Directions for this task:
Select all lines in the records that include "Using".

Start of Block

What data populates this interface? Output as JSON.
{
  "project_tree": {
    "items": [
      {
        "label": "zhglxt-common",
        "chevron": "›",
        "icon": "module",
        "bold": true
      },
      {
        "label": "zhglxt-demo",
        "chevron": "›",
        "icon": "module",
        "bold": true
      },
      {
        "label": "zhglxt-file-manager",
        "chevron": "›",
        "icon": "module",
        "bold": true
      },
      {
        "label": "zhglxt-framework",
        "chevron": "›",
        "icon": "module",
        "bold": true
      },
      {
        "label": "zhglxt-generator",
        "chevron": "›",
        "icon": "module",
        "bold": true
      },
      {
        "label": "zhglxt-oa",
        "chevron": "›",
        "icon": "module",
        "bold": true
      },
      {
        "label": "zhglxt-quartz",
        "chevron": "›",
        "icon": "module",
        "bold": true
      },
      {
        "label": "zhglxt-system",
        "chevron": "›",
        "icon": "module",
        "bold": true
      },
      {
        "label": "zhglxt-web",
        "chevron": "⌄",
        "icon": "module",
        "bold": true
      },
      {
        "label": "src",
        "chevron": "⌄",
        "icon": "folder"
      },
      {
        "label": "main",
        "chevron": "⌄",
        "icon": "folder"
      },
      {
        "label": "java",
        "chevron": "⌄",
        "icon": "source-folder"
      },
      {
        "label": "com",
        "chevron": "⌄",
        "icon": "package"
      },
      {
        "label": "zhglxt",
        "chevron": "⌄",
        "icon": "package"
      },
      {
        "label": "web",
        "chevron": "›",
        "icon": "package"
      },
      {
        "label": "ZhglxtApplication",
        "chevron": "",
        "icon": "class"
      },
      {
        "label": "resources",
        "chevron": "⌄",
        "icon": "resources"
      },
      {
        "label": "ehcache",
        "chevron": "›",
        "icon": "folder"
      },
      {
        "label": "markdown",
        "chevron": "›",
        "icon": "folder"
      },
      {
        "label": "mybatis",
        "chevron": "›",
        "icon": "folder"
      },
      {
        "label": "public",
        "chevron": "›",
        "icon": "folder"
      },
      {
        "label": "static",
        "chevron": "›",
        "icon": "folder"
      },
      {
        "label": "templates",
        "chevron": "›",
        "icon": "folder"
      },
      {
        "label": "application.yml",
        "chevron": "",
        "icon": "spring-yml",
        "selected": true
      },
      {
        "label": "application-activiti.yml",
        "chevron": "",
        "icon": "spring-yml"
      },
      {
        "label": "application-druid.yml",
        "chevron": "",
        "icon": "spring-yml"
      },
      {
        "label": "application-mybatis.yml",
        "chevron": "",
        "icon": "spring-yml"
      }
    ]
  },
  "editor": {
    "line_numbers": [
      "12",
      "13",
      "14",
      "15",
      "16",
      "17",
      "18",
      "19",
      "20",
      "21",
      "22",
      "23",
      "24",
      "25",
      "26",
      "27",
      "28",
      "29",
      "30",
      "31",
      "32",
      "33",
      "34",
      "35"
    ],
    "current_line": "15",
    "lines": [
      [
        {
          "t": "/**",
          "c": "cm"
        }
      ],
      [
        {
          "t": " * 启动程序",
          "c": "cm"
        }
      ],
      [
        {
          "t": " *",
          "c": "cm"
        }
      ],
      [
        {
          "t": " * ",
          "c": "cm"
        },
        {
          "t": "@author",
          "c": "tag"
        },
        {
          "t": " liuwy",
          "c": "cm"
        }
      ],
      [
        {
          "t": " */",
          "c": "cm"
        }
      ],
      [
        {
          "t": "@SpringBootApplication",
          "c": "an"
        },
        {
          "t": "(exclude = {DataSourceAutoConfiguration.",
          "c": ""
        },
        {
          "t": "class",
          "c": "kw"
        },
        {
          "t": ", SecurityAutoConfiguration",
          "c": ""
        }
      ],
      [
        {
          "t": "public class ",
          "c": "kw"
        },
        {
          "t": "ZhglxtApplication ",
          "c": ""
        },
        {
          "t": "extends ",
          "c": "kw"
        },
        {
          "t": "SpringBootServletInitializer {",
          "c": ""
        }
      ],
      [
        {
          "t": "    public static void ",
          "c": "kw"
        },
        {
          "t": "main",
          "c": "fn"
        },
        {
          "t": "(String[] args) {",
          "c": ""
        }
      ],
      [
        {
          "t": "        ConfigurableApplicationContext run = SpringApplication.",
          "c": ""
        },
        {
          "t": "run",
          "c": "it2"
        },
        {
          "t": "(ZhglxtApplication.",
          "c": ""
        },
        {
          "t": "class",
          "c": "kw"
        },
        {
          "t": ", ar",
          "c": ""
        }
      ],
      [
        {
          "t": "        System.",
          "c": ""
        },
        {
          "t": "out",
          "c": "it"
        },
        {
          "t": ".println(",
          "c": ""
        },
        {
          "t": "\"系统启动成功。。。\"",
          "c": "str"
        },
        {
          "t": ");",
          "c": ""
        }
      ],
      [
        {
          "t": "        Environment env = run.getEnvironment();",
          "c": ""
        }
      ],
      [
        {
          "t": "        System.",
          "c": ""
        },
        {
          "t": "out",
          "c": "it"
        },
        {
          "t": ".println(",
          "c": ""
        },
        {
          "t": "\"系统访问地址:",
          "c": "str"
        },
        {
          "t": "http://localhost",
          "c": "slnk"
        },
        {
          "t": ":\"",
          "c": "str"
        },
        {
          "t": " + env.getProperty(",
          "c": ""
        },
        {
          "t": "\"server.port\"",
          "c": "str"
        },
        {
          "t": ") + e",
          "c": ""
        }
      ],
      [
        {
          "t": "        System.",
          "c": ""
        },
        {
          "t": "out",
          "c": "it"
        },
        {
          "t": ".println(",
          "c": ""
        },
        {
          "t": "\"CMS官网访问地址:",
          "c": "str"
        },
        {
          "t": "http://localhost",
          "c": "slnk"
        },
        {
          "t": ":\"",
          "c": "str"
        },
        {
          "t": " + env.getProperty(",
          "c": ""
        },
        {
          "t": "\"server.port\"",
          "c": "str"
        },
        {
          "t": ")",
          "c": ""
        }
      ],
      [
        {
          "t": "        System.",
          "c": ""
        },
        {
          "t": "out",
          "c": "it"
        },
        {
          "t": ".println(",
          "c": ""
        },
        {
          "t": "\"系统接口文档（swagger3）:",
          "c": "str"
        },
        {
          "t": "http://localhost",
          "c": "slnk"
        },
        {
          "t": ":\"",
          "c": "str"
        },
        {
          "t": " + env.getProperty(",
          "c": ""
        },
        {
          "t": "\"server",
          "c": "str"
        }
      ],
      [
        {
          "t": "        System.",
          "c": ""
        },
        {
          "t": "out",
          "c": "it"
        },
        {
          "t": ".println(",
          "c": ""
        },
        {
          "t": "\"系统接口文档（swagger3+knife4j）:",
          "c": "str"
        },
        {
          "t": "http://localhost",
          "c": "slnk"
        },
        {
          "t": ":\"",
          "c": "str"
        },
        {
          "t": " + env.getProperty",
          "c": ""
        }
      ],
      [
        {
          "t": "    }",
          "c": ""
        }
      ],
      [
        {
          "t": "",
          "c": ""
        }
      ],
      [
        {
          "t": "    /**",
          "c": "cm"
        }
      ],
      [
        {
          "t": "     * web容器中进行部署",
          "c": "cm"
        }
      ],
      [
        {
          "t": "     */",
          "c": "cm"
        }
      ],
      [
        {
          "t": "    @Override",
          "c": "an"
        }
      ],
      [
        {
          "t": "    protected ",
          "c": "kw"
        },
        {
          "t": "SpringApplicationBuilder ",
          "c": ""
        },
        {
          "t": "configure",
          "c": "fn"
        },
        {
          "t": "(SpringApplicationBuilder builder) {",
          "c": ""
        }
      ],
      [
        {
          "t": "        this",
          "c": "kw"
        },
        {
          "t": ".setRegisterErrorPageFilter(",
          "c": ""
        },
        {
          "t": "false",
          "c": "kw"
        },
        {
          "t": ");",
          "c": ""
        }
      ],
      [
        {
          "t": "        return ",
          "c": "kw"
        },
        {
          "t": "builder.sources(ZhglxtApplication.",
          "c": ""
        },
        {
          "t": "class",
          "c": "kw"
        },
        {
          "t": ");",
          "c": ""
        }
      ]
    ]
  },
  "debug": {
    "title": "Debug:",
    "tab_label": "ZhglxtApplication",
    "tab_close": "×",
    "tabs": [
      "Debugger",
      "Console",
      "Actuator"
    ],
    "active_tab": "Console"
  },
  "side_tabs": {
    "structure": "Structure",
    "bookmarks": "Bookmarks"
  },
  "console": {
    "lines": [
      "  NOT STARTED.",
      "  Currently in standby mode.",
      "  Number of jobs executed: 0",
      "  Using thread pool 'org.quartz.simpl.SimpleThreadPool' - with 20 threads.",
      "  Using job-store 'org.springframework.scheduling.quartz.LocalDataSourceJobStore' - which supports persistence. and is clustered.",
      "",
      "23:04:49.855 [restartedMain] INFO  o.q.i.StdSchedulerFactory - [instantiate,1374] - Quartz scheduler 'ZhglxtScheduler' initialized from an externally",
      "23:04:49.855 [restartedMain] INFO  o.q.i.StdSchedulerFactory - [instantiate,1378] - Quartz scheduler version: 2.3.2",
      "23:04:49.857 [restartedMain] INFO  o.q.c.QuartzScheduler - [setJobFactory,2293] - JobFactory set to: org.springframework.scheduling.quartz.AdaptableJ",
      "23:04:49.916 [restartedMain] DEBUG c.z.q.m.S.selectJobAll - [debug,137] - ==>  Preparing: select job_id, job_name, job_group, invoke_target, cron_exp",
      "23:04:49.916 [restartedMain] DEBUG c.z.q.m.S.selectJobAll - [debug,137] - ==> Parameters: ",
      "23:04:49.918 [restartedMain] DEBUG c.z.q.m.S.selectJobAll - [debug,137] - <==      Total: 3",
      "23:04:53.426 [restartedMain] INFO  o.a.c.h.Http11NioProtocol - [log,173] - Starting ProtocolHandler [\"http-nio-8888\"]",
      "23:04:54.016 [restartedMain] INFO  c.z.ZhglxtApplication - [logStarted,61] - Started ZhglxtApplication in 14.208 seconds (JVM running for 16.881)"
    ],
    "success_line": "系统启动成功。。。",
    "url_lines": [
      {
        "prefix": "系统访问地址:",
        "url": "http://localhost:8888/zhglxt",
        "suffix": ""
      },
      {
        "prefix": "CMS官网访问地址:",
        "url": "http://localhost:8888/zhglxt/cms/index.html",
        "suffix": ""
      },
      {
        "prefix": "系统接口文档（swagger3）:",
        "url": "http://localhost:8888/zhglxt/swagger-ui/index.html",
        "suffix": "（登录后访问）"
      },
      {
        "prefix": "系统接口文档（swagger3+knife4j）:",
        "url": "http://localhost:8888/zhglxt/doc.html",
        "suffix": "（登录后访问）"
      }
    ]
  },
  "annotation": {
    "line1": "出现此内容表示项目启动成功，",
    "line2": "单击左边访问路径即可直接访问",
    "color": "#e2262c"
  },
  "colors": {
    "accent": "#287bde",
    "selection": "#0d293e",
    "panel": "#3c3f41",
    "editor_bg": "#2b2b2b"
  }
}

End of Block

Solution for this problem:
      "  Using thread pool 'org.quartz.simpl.SimpleThreadPool' - with 20 threads.",
      "  Using job-store 'org.springframework.scheduling.quartz.LocalDataSourceJobStore' - which supports persistence. and is clustered.",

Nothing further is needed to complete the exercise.